In a moment of desperation, she called someone she knew who worked at the natural foods store and asked if they were hiring. “Stocking, freight, anything?” she asked.

“Oh yeah, full-time produce I think. I think she is still hiring for that, you should bring your résumé in tomorrow.”

She had to borrow a computer to re type her résumé. When she brought it home, she realized she just wrote “service leader” as her job title. She wrote “produce” in the margins, and hoped that would not look too silly.

When she interviewed, she was offered the job on the spot. “I am not going to find anyone more qualified,” the store owner told her. She immediately accepted it, and gave her two weeks notice.

She started in the middle of October, when lettuce and tomatoes and broccoli and cabbage and spinach were still available from local farms. On her first day, she felt compelled to buy a bunch of the most robust spinach she had ever seen and then she ate half of it on the ride home.

She would soon learn the specialities of every farmer, and she felt like the case was missing something when the Brussels sprouts or leeks were sold out. When farmers called, she could genuinely answer the phone and say, “I
am so happy you called. I was just thinking about your fingerling potatoes”, or celeriac, or cauliflower. Because she held the buying power, she felt like a VIP when farmers left her free samples of carrots or kale.

She like that the case was a dynamic organism, that it offered constants like lettuce mix and kale, and irregulars like fennel and asparagus. She thought that the possibility of irregulars kept the job interesting.

One day, she found herself trying to fit a third variety of blue potato in the bottom bays underneath the banana table. She kept shuffling around the brown paper sacks of potatoes, doubling up varieties that were almost sold out. She finally gave up, and decided to fit it in later. She laughed to herself. She would rather have produce problems than any other sort of problems in the world…..

Imagining Her Lover’s Soulmate

She felt jealous of the woman who would grow old with him. She felt jealous of the woman who would bear his children, and be among the first to hold his grandchildren, and die surrounded by the family they had created and with him by her side. She envied the woman who would have what she wanted, the simple repetition of waking up and falling asleep next to him, the nightly asking of “how was your day?” that never seemed to get old. This woman, whom she imagined to be stunning and brilliant and interesting, would have the thrill of planning, collaborating, and laughing over meals with him, she ever trying to challenge his palate, ever trying to impress and please him. This woman would bring him home to her parents, she would be proud to have him sit at the table and add to the discussion.

She wanted him to be happy, more than she wanted anything else in the world. She had always hoped that she would be the one to share that with him. If it was not going to be her, she wanted it to be someone who knew that she was lucky….

In anticipation of the first snow…

All she wants, on the morning of the first snow, is to wake up next to a smart, handsome man who adores her and whom she adores just as much.

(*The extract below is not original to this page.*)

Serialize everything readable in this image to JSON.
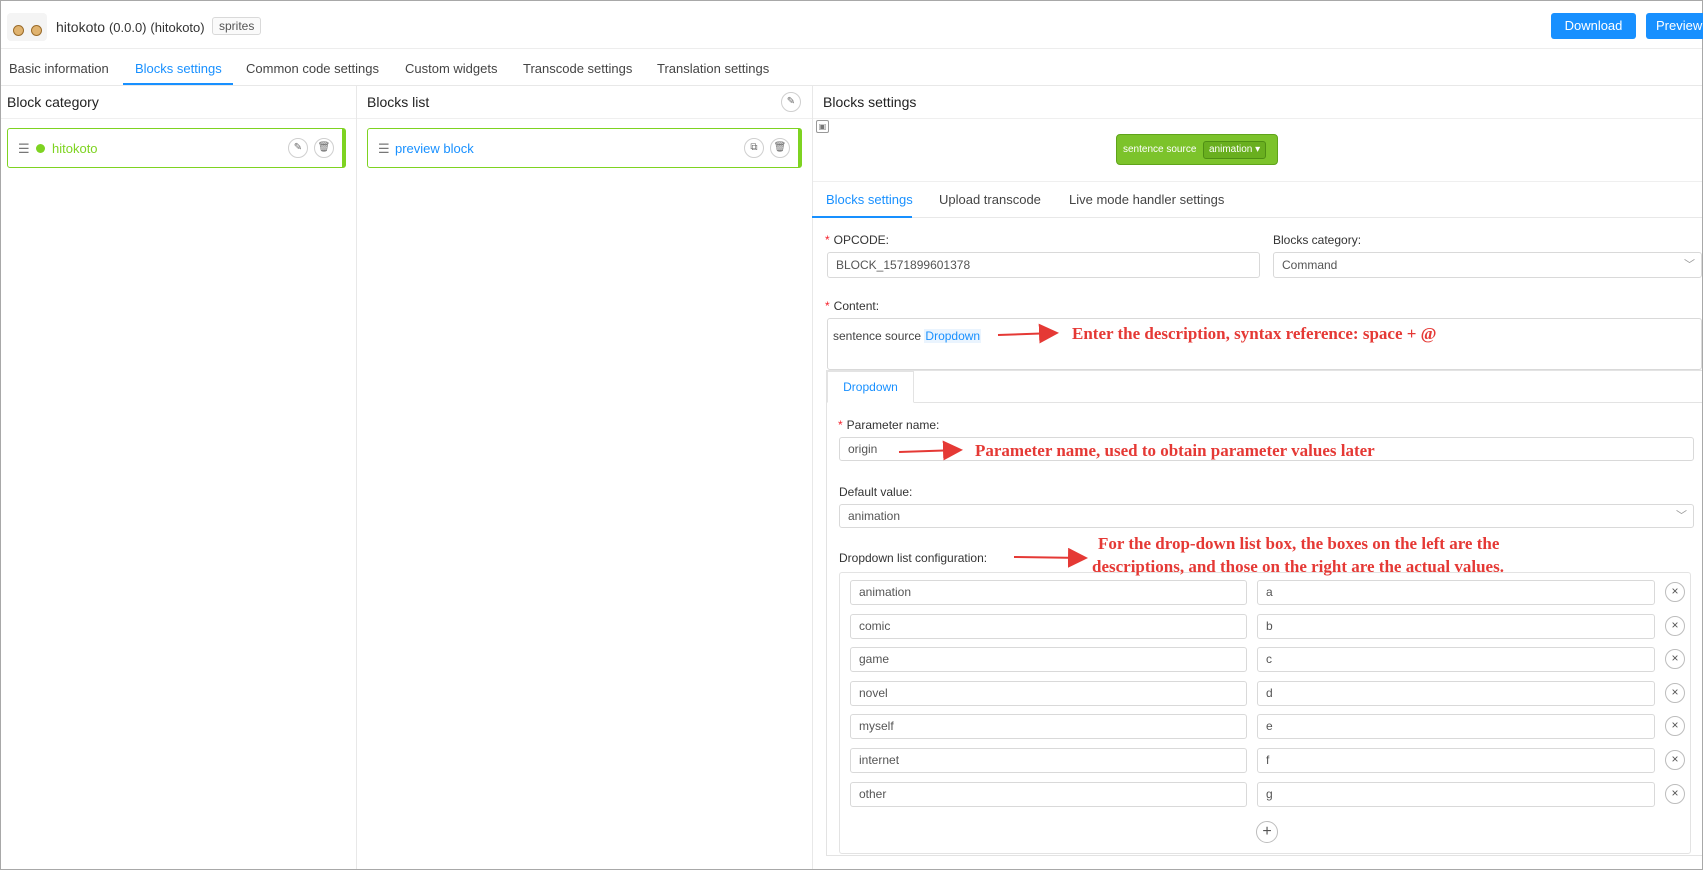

She is not wistfully hoping it happens ten years from now. For once, she is not daydreaming about someone who may not exist. She knows it will happen tomorrow.

She always treats the first snow like a religious holiday where one is allowed to be joyful. It does not matter how much or how little snow. She checks every closet in the house, and finds her snow pants and Muck boots and mittens and hat and every possible accessory. Then she heads out for a walk, and ooohs and ahhhs about the neighborhood that looks pretty in a new way.

Tomorrow she will not have her snow pants, but she does not care. She came to Bangor to go to the Bangor and Orono farmers’ markets for the first time, and did not plan to stay. Having been invited for a sleepover, she could not leave…